[Opening INFORMATION SHOWN section]

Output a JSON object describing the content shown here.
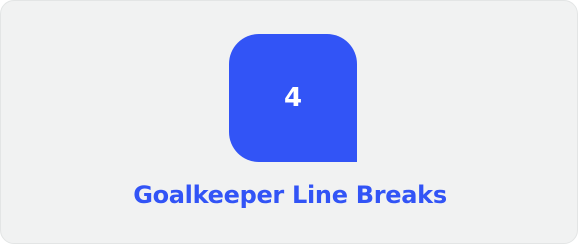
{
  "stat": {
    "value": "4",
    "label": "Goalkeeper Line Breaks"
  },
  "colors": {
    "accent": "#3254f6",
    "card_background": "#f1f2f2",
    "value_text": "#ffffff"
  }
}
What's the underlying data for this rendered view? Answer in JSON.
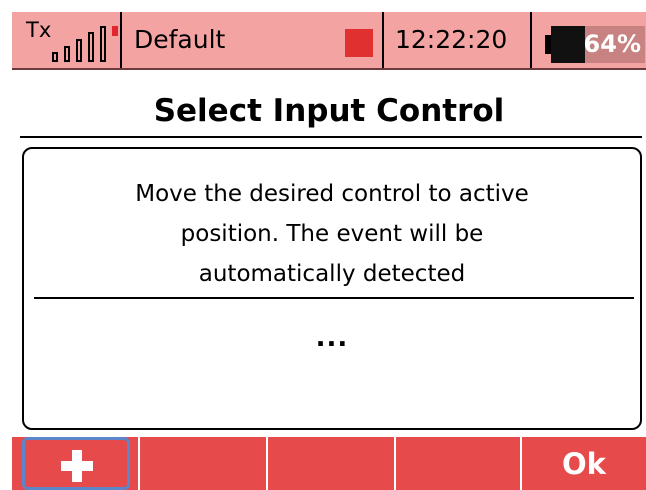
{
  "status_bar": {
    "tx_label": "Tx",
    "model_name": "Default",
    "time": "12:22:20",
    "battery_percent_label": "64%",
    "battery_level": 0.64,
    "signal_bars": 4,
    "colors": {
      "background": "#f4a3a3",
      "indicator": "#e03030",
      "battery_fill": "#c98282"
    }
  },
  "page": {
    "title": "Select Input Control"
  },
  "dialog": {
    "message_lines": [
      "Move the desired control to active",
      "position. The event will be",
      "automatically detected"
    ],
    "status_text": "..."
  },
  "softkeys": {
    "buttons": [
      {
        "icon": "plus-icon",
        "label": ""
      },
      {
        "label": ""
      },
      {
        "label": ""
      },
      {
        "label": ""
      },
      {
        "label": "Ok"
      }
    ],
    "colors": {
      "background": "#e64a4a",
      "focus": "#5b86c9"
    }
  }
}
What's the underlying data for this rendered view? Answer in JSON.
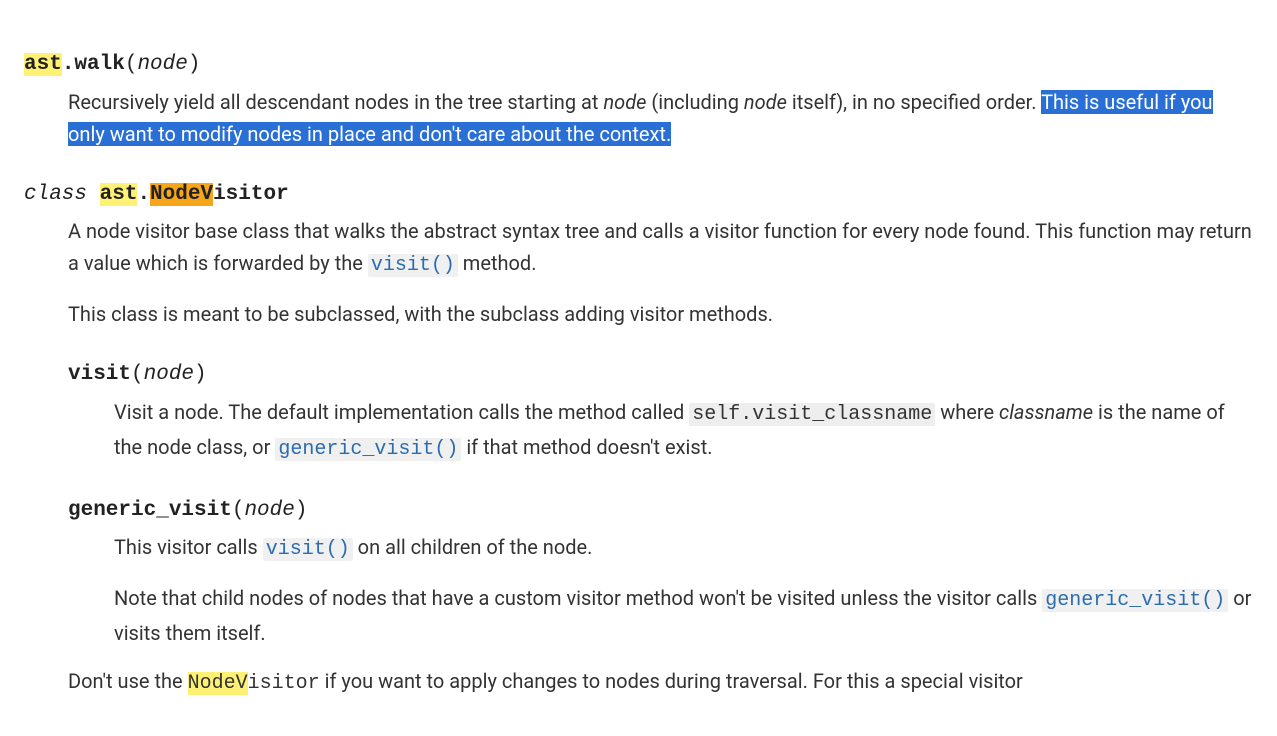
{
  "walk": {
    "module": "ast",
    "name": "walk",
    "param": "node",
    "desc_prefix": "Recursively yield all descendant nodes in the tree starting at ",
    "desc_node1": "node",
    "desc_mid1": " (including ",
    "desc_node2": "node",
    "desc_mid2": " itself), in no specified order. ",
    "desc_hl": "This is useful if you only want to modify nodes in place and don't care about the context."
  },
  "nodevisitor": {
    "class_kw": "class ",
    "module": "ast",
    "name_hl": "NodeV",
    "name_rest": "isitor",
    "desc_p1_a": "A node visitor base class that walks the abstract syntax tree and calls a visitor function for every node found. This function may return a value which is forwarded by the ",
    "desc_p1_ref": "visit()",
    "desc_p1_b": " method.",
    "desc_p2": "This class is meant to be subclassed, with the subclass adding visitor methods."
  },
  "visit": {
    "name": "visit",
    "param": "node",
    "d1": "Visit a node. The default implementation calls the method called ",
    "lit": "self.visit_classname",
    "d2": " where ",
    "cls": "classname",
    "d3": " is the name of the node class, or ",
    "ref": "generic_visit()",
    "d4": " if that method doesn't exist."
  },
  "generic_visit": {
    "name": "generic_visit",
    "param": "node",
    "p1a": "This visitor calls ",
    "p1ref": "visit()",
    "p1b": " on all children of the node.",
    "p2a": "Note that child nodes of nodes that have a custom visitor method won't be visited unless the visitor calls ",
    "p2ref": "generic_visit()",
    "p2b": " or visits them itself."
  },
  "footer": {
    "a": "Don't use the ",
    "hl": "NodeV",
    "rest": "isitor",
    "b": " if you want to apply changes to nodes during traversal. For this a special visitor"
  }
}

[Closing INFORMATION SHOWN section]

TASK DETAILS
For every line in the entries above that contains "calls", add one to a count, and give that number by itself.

SOLUTION TO THIS EXERCISE
4